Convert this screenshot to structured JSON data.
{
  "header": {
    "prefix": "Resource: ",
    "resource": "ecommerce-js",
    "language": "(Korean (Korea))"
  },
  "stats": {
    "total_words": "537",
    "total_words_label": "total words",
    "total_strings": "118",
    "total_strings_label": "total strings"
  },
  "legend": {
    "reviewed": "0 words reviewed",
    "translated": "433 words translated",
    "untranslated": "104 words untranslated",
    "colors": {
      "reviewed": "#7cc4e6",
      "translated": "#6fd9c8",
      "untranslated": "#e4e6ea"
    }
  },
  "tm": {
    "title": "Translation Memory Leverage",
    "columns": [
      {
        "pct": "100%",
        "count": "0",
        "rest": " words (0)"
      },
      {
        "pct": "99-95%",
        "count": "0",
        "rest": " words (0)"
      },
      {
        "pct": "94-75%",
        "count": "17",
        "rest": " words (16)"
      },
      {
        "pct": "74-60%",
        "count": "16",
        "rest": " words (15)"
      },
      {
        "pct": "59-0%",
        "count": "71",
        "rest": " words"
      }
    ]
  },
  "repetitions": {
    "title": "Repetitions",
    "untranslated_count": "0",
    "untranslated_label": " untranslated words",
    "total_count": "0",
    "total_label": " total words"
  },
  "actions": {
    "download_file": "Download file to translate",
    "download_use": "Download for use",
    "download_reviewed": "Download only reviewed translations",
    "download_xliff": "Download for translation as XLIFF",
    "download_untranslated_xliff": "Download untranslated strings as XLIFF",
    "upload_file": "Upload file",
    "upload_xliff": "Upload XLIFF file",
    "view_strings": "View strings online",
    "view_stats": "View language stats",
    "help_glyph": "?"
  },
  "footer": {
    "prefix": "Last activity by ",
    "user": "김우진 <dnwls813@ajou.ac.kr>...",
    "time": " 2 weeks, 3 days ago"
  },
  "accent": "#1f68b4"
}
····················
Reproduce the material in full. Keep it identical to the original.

### REPLY
Convert this screenshot to structured JSON data.
{
  "header": {
    "prefix": "Resource: ",
    "resource": "ecommerce-js",
    "language": "(Korean (Korea))"
  },
  "stats": {
    "total_words": "537",
    "total_words_label": "total words",
    "total_strings": "118",
    "total_strings_label": "total strings"
  },
  "legend": {
    "reviewed": "0 words reviewed",
    "translated": "433 words translated",
    "untranslated": "104 words untranslated",
    "colors": {
      "reviewed": "#7cc4e6",
      "translated": "#6fd9c8",
      "untranslated": "#e4e6ea"
    }
  },
  "tm": {
    "title": "Translation Memory Leverage",
    "columns": [
      {
        "pct": "100%",
        "count": "0",
        "rest": " words (0)"
      },
      {
        "pct": "99-95%",
        "count": "0",
        "rest": " words (0)"
      },
      {
        "pct": "94-75%",
        "count": "17",
        "rest": " words (16)"
      },
      {
        "pct": "74-60%",
        "count": "16",
        "rest": " words (15)"
      },
      {
        "pct": "59-0%",
        "count": "71",
        "rest": " words"
      }
    ]
  },
  "repetitions": {
    "title": "Repetitions",
    "untranslated_count": "0",
    "untranslated_label": " untranslated words",
    "total_count": "0",
    "total_label": " total words"
  },
  "actions": {
    "download_file": "Download file to translate",
    "download_use": "Download for use",
    "download_reviewed": "Download only reviewed translations",
    "download_xliff": "Download for translation as XLIFF",
    "download_untranslated_xliff": "Download untranslated strings as XLIFF",
    "upload_file": "Upload file",
    "upload_xliff": "Upload XLIFF file",
    "view_strings": "View strings online",
    "view_stats": "View language stats",
    "help_glyph": "?"
  },
  "footer": {
    "prefix": "Last activity by ",
    "user": "김우진 <dnwls813@ajou.ac.kr>...",
    "time": " 2 weeks, 3 days ago"
  },
  "accent": "#1f68b4"
}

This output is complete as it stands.